Show every line from the data below that includes "Circulation".

GIVEN DATA:

========================================================================

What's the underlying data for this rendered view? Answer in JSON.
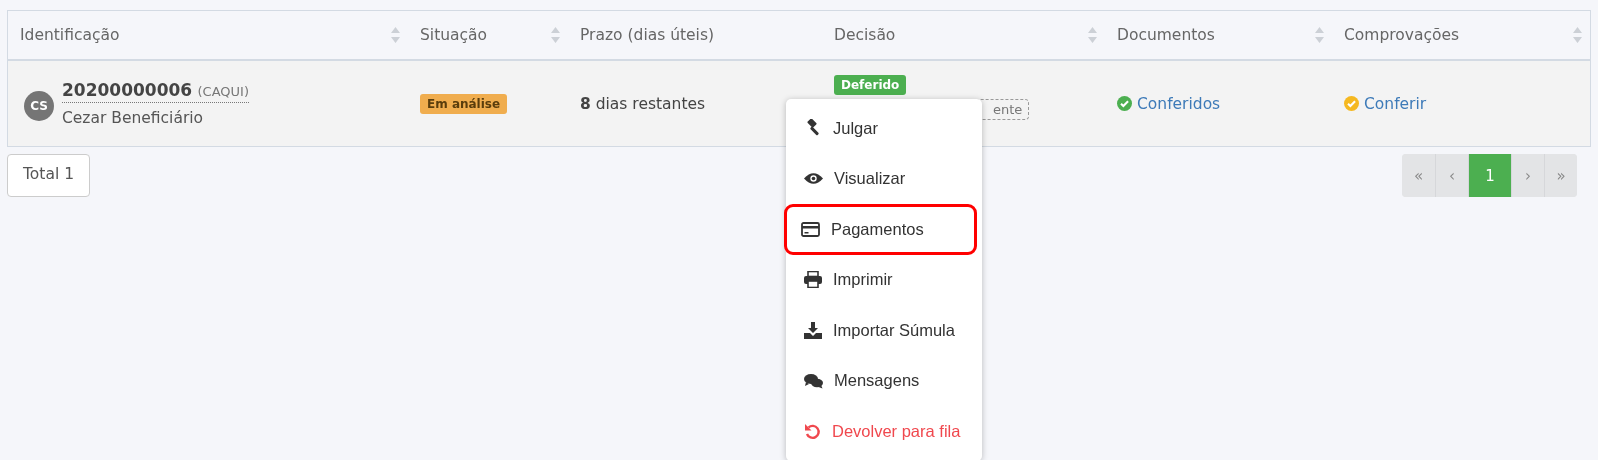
{
  "table": {
    "columns": [
      {
        "label": "Identificação",
        "sortable": true
      },
      {
        "label": "Situação",
        "sortable": true
      },
      {
        "label": "Prazo (dias úteis)",
        "sortable": false
      },
      {
        "label": "Decisão",
        "sortable": true
      },
      {
        "label": "Documentos",
        "sortable": true
      },
      {
        "label": "Comprovações",
        "sortable": true
      }
    ],
    "rows": [
      {
        "avatar": "CS",
        "id": "20200000006",
        "code": "(CAQUI)",
        "name": "Cezar Beneficiário",
        "status": "Em análise",
        "deadline": "**8** dias restantes",
        "decision": "Deferido",
        "decision_note": "ente",
        "documents": {
          "label": "Conferidos",
          "color": "#4caf50"
        },
        "proofs": {
          "label": "Conferir",
          "color": "#f5b820"
        }
      }
    ]
  },
  "total": "Total 1",
  "pagination": [
    {
      "label": "«",
      "selected": false
    },
    {
      "label": "‹",
      "selected": false
    },
    {
      "label": "1",
      "selected": true
    },
    {
      "label": "›",
      "selected": false
    },
    {
      "label": "»",
      "selected": false
    }
  ],
  "menu": [
    {
      "kind": "gavel",
      "label": "Julgar",
      "highlighted": false
    },
    {
      "kind": "eye",
      "label": "Visualizar",
      "highlighted": false
    },
    {
      "kind": "card",
      "label": "Pagamentos",
      "highlighted": true
    },
    {
      "kind": "print",
      "label": "Imprimir",
      "highlighted": false
    },
    {
      "kind": "download",
      "label": "Importar Súmula",
      "highlighted": false
    },
    {
      "kind": "comments",
      "label": "Mensagens",
      "highlighted": false
    },
    {
      "kind": "undo",
      "label": "Devolver para fila",
      "highlighted": false,
      "danger": true
    }
  ]
}
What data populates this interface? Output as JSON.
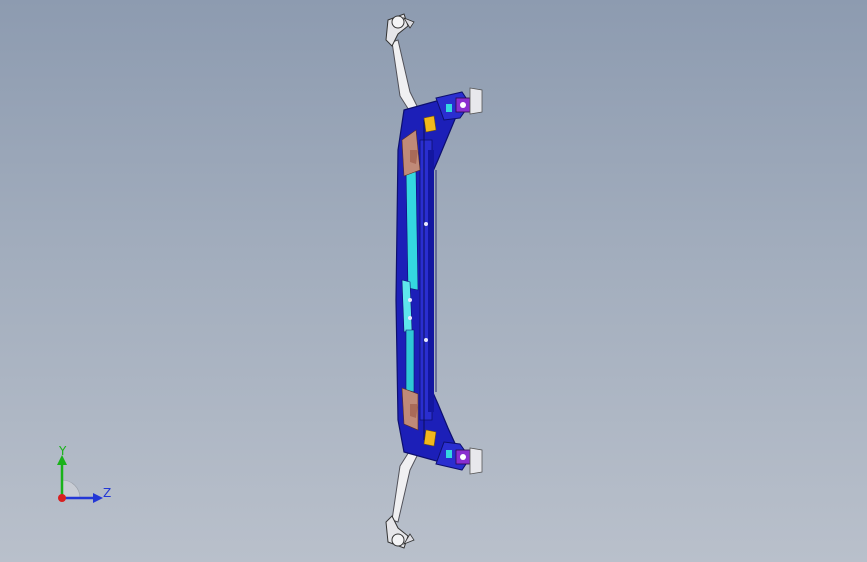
{
  "viewport": {
    "background_top": "#8d9bb0",
    "background_bottom": "#b9c0cb"
  },
  "model": {
    "description_icon": "subframe-crossmember-model",
    "colors": {
      "frame": "#1c1fb8",
      "frame_dark": "#0d0f6e",
      "highlight": "#34d7e0",
      "bracket": "#c08a78",
      "bushing": "#e8e8ec",
      "mount": "#8a2fd0",
      "accent": "#f2b81c",
      "arm": "#f0f0f2"
    }
  },
  "triad": {
    "y_label": "Y",
    "z_label": "Z",
    "y_color": "#19b219",
    "z_color": "#2337d6",
    "x_color": "#d81f1f"
  }
}
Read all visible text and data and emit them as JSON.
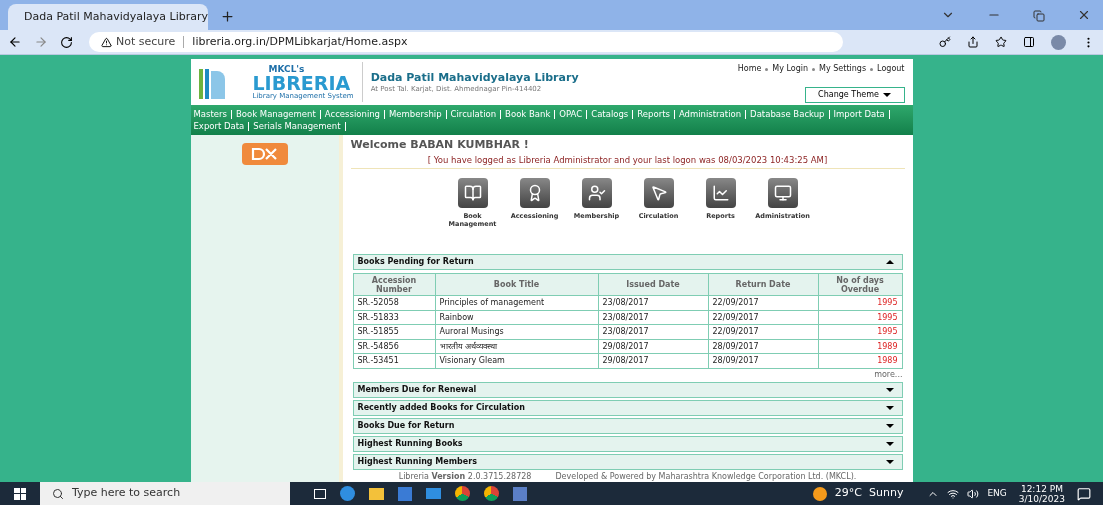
{
  "browser": {
    "tab_title": "Dada Patil Mahavidyalaya Library",
    "security": "Not secure",
    "url": "libreria.org.in/DPMLibkarjat/Home.aspx"
  },
  "header": {
    "logo_top": "MKCL's",
    "logo_main": "LIBRERIA",
    "logo_sub": "Library Management System",
    "library_name": "Dada Patil Mahavidyalaya Library",
    "library_address": "At Post Tal. Karjat, Dist. Ahmednagar Pin-414402",
    "top_links": [
      "Home",
      "My Login",
      "My Settings",
      "Logout"
    ],
    "change_theme": "Change Theme"
  },
  "nav": [
    "Masters",
    "Book Management",
    "Accessioning",
    "Membership",
    "Circulation",
    "Book Bank",
    "OPAC",
    "Catalogs",
    "Reports",
    "Administration",
    "Database Backup",
    "Import Data",
    "Export Data",
    "Serials Management"
  ],
  "welcome": {
    "title": "Welcome BABAN KUMBHAR !",
    "info": "[ You have logged as Libreria Administrator and your last logon was 08/03/2023 10:43:25 AM]"
  },
  "quick_links": [
    {
      "label": "Book Management",
      "kind": "book"
    },
    {
      "label": "Accessioning",
      "kind": "certificate"
    },
    {
      "label": "Membership",
      "kind": "member"
    },
    {
      "label": "Circulation",
      "kind": "cursor"
    },
    {
      "label": "Reports",
      "kind": "chart"
    },
    {
      "label": "Administration",
      "kind": "screens"
    }
  ],
  "panels": [
    {
      "title": "Books Pending for Return",
      "expanded": true,
      "table": {
        "columns": [
          "Accession Number",
          "Book Title",
          "Issued Date",
          "Return Date",
          "No of days Overdue"
        ],
        "rows": [
          [
            "SR.-52058",
            "Principles of management",
            "23/08/2017",
            "22/09/2017",
            "1995"
          ],
          [
            "SR.-51833",
            "Rainbow",
            "23/08/2017",
            "22/09/2017",
            "1995"
          ],
          [
            "SR.-51855",
            "Auroral Musings",
            "23/08/2017",
            "22/09/2017",
            "1995"
          ],
          [
            "SR.-54856",
            "भारतीय अर्थव्यवस्था",
            "29/08/2017",
            "28/09/2017",
            "1989"
          ],
          [
            "SR.-53451",
            "Visionary Gleam",
            "29/08/2017",
            "28/09/2017",
            "1989"
          ]
        ]
      },
      "more": "more..."
    },
    {
      "title": "Members Due for Renewal",
      "expanded": false
    },
    {
      "title": "Recently added Books for Circulation",
      "expanded": false
    },
    {
      "title": "Books Due for Return",
      "expanded": false
    },
    {
      "title": "Highest Running Books",
      "expanded": false
    },
    {
      "title": "Highest Running Members",
      "expanded": false
    }
  ],
  "footer": {
    "version": "Libreria **Version** 2.0.3715.28728",
    "credit": "Developed & Powered by Maharashtra Knowledge Corporation Ltd. (MKCL)."
  },
  "taskbar": {
    "search_placeholder": "Type here to search",
    "weather": "29°C  Sunny",
    "language": "ENG",
    "time": "12:12 PM",
    "date": "3/10/2023"
  }
}
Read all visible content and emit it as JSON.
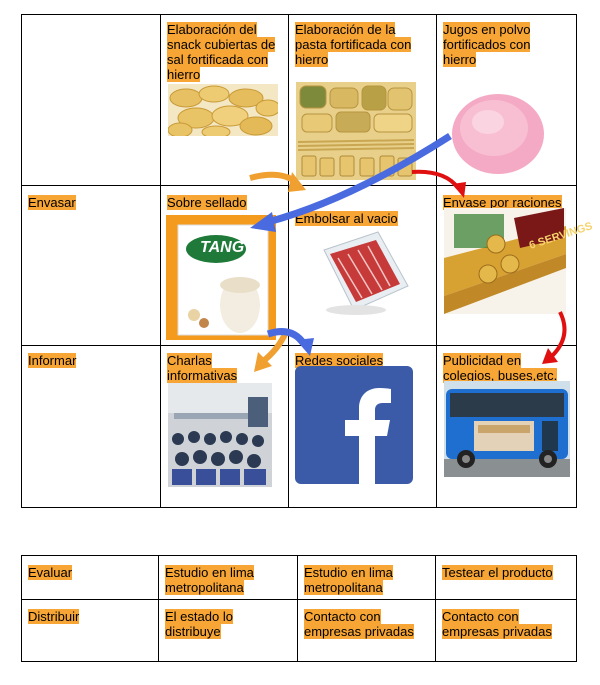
{
  "table_top": {
    "header": [
      "",
      "Elaboración del snack cubiertas de sal fortificada con hierro",
      "Elaboración de la pasta fortificada con hierro",
      "Jugos en polvo fortificados con hierro"
    ],
    "rows": [
      {
        "label": "Envasar",
        "cells": [
          "Sobre sellado",
          "Embolsar al vacio",
          "Envase por raciones"
        ]
      },
      {
        "label": "Informar",
        "cells": [
          "Charlas informativas",
          "Redes sociales",
          "Publicidad en colegios, buses,etc."
        ]
      }
    ]
  },
  "images": {
    "tang_brand": "TANG",
    "ration_label": "6 SERVINGS"
  },
  "table_bottom": {
    "rows": [
      {
        "label": "Evaluar",
        "cells": [
          "Estudio en lima metropolitana",
          "Estudio en lima metropolitana",
          "Testear el producto"
        ]
      },
      {
        "label": "Distribuir",
        "cells": [
          "El estado lo distribuye",
          "Contacto con empresas privadas",
          "Contacto con empresas privadas"
        ]
      }
    ]
  },
  "colors": {
    "highlight": "#f7a535",
    "arrow_orange": "#f0a030",
    "arrow_blue": "#4a6be0",
    "arrow_red": "#e01010",
    "facebook": "#3b5ba8"
  }
}
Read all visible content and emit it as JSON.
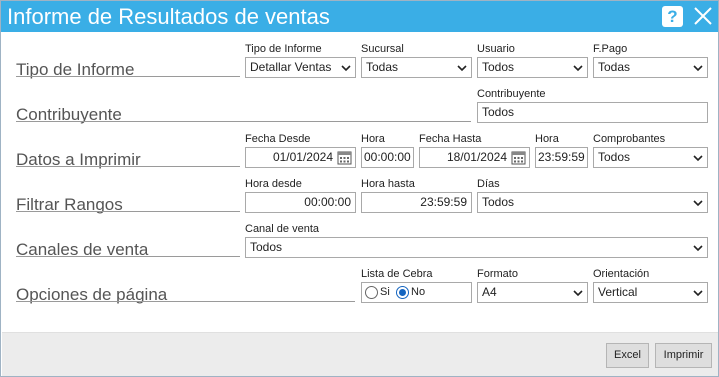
{
  "window": {
    "title": "Informe de Resultados de ventas",
    "help_label": "?"
  },
  "sections": {
    "tipo_informe": "Tipo de Informe",
    "contribuyente": "Contribuyente",
    "datos_imprimir": "Datos a Imprimir",
    "filtrar_rangos": "Filtrar Rangos",
    "canales_venta": "Canales de venta",
    "opciones_pagina": "Opciones de página"
  },
  "tipo_informe_row": {
    "tipo_label": "Tipo de Informe",
    "tipo_value": "Detallar Ventas",
    "sucursal_label": "Sucursal",
    "sucursal_value": "Todas",
    "usuario_label": "Usuario",
    "usuario_value": "Todos",
    "fpago_label": "F.Pago",
    "fpago_value": "Todas"
  },
  "contribuyente_row": {
    "label": "Contribuyente",
    "value": "Todos"
  },
  "datos_row": {
    "fecha_desde_label": "Fecha Desde",
    "fecha_desde_value": "01/01/2024",
    "hora_desde_label": "Hora",
    "hora_desde_value": "00:00:00",
    "fecha_hasta_label": "Fecha Hasta",
    "fecha_hasta_value": "18/01/2024",
    "hora_hasta_label": "Hora",
    "hora_hasta_value": "23:59:59",
    "comprobantes_label": "Comprobantes",
    "comprobantes_value": "Todos"
  },
  "rangos_row": {
    "hora_desde_label": "Hora desde",
    "hora_desde_value": "00:00:00",
    "hora_hasta_label": "Hora hasta",
    "hora_hasta_value": "23:59:59",
    "dias_label": "Días",
    "dias_value": "Todos"
  },
  "canales_row": {
    "label": "Canal de venta",
    "value": "Todos"
  },
  "opciones_row": {
    "cebra_label": "Lista de Cebra",
    "cebra_si": "Si",
    "cebra_no": "No",
    "cebra_selected": "No",
    "formato_label": "Formato",
    "formato_value": "A4",
    "orientacion_label": "Orientación",
    "orientacion_value": "Vertical"
  },
  "footer": {
    "excel_label": "Excel",
    "imprimir_label": "Imprimir"
  },
  "colors": {
    "titlebar": "#3aaee6",
    "radio_selected": "#1565c0",
    "footer_bg": "#ececec"
  }
}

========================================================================

SOLUTION FOR THIS EXERCISE:
    "Circulation",
      "label": "Circulation",
      "title": "Recently added Books for Circulation",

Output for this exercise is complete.